Is France in a heatwave or not?
The answer is "not really". There was some confusion in France on Thursday as temperatures soared to 35C and the newspapers wrote that the country was going through a heatwave.
But by definition, a heatwave (or a "canicule" as they call it in France), can't actually happen this early in the year.
Méteo France's official website says that heatwaves can only occur between June 15th and August 15th, because the nights are too long and too cool at any time before or after these dates. This means the temperatures don't remain constantly high enough to warrant the term heat wave.
But the topic is a sensitive one in France ever since 15,000 mostly elderly people died in a heatwave back in August 2003. After this period, the government launched an emergency response programme that can be activated any time between June 1st and August 31st, in which authorities can raise a three-tiered alarm system to ensure there won't be a repeat of 2003.
And on Thursday, authorities appeared to be taking the heat seriously as they issued reminders for people to take care. While it wasn't an official heat wave warning, authorities reminded citizens to be particularly vigilant, to drink plenty of water and to stay inside if possible.
Health Minister Marisol Touraine is scheduled to announce on Friday whether these measures will be upgraded to official warnings, as temperatures are forecast to reach 36C in some parts of France.
Whether it's a heatwave by definition or not, it's going to be a scorching few days in the Hexagon.

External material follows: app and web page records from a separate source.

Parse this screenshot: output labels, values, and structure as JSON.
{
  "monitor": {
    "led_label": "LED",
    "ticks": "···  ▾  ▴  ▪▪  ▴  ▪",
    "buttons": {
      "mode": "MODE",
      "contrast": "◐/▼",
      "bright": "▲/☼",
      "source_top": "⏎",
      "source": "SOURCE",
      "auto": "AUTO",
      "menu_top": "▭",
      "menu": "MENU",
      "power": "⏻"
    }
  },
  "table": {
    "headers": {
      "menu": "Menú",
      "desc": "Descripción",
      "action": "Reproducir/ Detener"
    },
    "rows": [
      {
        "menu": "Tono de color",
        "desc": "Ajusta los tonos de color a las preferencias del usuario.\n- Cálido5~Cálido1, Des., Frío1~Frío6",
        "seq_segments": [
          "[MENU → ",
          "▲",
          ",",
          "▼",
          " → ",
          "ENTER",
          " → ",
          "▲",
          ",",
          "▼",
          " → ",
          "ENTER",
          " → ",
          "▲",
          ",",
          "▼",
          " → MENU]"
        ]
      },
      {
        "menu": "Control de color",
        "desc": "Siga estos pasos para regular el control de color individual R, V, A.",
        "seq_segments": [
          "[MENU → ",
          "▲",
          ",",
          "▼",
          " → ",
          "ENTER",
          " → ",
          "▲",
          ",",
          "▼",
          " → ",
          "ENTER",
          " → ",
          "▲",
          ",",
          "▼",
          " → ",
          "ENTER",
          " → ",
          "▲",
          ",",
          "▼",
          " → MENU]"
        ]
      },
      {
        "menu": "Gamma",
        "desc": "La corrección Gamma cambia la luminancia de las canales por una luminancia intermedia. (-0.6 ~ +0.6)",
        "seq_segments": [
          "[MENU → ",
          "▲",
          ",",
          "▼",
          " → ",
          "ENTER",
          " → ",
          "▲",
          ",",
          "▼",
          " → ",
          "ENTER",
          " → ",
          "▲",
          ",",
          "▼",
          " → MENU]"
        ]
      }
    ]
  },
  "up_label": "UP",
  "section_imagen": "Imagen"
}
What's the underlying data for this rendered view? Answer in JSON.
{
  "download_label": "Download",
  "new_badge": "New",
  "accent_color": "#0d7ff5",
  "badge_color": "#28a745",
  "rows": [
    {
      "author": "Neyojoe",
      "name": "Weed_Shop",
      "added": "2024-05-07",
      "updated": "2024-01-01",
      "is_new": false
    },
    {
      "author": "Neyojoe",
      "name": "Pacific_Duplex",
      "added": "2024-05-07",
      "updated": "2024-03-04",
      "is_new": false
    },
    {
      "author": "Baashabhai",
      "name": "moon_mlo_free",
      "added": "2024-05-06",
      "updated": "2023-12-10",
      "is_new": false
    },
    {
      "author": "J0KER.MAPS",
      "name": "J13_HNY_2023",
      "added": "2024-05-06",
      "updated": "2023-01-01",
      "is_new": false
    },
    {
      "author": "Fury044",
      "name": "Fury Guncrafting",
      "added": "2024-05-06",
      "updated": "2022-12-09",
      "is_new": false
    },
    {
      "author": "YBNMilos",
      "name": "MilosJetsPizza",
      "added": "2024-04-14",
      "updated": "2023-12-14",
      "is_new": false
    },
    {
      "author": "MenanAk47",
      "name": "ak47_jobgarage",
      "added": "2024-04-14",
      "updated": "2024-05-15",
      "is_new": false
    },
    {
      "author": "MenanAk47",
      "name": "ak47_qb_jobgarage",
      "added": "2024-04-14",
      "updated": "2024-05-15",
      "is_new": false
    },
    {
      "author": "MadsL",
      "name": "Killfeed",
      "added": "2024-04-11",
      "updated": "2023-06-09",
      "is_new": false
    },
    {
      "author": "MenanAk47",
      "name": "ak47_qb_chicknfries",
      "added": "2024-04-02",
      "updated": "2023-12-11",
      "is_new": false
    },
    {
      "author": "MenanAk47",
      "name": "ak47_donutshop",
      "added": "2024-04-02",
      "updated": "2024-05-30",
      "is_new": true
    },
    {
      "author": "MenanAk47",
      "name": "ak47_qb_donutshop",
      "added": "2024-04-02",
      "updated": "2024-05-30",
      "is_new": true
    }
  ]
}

Here are the maps for Thursday, and these temperatures are expected to continue until Saturday.
(The heatwave will mostly hit southern France. Photo: MeteoConsult)